    Empower your workforce with the manufacturing, industrial maintenance, operations, HSE, compliance, and professional development skills they need to complete their tasks efficiently and safely. Not only will you boost productivity, reliability, skills, and morale but you’ll also onboard faster, and retain your best employees while meeting regulatory standards. Vector Solutions offers over 1,800 award-winning eLearning courses designed to keep your employees safe, transfer knowledge of fundamentals, and develop industry and job-specific skills that reduce downtime, maintenance costs and more.

  • Safety Metrics & Insights Webinar

    EHS professionals have been tackling the subject of how to best measure performance for many years. Lagging indicators like the Total Recordable Incident Rate (TRIR) and Days Away Restricted Transfer Rate (DART) are a good place to start, but you shouldn’t forget about the leading indicators that your workforce does every day to prevent incidents from occurring. Learn about some of the most common KPIs of safety programs and how Vector EHS Management software can be used to track these metrics in this webinar.

  • Risk Matrix Guide

    Understanding the components of a risk matrix will allow you and your organization to manage risk effectively. Download this guide for details on risk matrix calculations including severity, probability, and risk assessment.

  • OSHA Recordkeeping Guide

    In case you missed it, OSHA recently initiated an enforcement program to identify employers who fail to electronically submit Form 300A recordkeeping data to the agency. When it comes to OSHA recordkeeping, there are always questions regarding the requirements and ins and outs. This guide is here to help! We’ll explain reporting, recording, and online reporting requirements in detail.

  • Safety Metrics Guide

    Is your company leveraging its safety data and analytics to maintain a safe workplace? With so much data available, where do you start? This downloadable guide will give you insight on helpful key performance indicators (KPIs) you should track for your safety program

  • Vector Solutions

Featured Whitepaper

OH&S Digital Edition

  • OHS Magazine Digital Edition - September 2022

    September 2022
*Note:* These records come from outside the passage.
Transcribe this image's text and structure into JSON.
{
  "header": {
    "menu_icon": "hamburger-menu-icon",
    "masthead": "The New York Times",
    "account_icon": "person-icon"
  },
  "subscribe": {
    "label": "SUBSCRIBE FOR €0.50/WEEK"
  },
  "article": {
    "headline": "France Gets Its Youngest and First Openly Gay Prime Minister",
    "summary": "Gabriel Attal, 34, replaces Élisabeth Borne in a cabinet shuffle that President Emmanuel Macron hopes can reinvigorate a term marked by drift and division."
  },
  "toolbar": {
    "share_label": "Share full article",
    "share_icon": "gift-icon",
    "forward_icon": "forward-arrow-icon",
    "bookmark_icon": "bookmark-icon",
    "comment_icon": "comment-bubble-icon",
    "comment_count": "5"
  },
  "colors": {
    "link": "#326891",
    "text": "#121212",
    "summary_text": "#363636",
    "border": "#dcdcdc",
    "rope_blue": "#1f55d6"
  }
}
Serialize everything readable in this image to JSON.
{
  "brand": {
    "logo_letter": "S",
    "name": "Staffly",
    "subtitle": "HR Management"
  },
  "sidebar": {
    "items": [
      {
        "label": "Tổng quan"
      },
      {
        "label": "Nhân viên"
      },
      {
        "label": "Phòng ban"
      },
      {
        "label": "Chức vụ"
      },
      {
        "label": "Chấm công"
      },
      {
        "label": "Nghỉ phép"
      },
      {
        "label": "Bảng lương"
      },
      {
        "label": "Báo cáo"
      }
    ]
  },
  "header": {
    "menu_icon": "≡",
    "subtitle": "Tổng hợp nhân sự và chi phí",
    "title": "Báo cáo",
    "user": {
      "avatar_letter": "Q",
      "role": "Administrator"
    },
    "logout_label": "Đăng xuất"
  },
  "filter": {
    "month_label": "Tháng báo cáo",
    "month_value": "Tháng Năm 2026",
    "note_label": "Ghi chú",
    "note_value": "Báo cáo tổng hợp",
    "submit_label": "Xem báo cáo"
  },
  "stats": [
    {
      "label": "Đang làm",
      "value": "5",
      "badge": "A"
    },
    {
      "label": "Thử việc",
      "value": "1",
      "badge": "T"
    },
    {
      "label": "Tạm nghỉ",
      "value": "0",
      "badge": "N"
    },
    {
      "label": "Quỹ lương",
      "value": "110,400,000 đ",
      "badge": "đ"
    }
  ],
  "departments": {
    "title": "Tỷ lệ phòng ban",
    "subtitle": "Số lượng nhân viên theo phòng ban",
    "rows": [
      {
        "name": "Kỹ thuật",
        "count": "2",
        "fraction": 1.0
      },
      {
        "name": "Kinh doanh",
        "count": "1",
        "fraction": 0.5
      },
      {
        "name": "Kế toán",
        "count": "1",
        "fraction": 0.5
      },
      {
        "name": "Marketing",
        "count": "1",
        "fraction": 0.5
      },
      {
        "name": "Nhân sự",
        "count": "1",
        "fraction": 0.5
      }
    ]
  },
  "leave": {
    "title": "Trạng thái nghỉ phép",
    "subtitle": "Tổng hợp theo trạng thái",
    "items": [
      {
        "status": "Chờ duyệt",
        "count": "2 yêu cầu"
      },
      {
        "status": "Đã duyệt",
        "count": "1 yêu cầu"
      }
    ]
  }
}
    • ESG
      EHS Will Guide Future ESG Success for Many Organizations
      Handling Material Handlers: Training Beyond PIT Requirements
      The Missing Link with EHS Software
      Noise Surveys from the Trenches
    View This Issue